(Source data Opens)

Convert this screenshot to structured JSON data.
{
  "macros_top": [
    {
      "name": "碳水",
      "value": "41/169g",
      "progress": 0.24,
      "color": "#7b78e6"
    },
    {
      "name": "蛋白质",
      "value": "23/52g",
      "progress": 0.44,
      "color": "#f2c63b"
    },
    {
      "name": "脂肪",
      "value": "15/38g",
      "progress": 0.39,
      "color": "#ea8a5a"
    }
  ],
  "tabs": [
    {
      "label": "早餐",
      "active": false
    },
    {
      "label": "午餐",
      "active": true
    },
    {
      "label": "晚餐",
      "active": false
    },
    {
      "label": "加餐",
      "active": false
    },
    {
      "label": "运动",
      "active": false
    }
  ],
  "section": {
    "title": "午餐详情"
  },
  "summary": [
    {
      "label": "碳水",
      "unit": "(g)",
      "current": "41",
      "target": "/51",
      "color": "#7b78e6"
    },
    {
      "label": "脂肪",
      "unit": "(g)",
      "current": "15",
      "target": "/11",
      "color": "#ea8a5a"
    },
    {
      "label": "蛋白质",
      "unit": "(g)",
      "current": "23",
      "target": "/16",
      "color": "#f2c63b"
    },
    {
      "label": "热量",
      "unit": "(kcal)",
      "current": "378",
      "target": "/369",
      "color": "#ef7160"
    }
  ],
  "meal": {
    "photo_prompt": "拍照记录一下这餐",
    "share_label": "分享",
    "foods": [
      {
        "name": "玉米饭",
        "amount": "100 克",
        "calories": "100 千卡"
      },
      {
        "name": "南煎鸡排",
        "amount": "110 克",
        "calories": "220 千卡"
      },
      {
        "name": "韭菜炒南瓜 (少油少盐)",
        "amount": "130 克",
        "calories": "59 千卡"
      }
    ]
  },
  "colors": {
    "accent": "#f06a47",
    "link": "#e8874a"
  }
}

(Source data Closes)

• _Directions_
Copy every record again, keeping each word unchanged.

• _Output of the exercise_
Convert this screenshot to structured JSON data.
{
  "macros_top": [
    {
      "name": "碳水",
      "value": "41/169g",
      "progress": 0.24,
      "color": "#7b78e6"
    },
    {
      "name": "蛋白质",
      "value": "23/52g",
      "progress": 0.44,
      "color": "#f2c63b"
    },
    {
      "name": "脂肪",
      "value": "15/38g",
      "progress": 0.39,
      "color": "#ea8a5a"
    }
  ],
  "tabs": [
    {
      "label": "早餐",
      "active": false
    },
    {
      "label": "午餐",
      "active": true
    },
    {
      "label": "晚餐",
      "active": false
    },
    {
      "label": "加餐",
      "active": false
    },
    {
      "label": "运动",
      "active": false
    }
  ],
  "section": {
    "title": "午餐详情"
  },
  "summary": [
    {
      "label": "碳水",
      "unit": "(g)",
      "current": "41",
      "target": "/51",
      "color": "#7b78e6"
    },
    {
      "label": "脂肪",
      "unit": "(g)",
      "current": "15",
      "target": "/11",
      "color": "#ea8a5a"
    },
    {
      "label": "蛋白质",
      "unit": "(g)",
      "current": "23",
      "target": "/16",
      "color": "#f2c63b"
    },
    {
      "label": "热量",
      "unit": "(kcal)",
      "current": "378",
      "target": "/369",
      "color": "#ef7160"
    }
  ],
  "meal": {
    "photo_prompt": "拍照记录一下这餐",
    "share_label": "分享",
    "foods": [
      {
        "name": "玉米饭",
        "amount": "100 克",
        "calories": "100 千卡"
      },
      {
        "name": "南煎鸡排",
        "amount": "110 克",
        "calories": "220 千卡"
      },
      {
        "name": "韭菜炒南瓜 (少油少盐)",
        "amount": "130 克",
        "calories": "59 千卡"
      }
    ]
  },
  "colors": {
    "accent": "#f06a47",
    "link": "#e8874a"
  }
}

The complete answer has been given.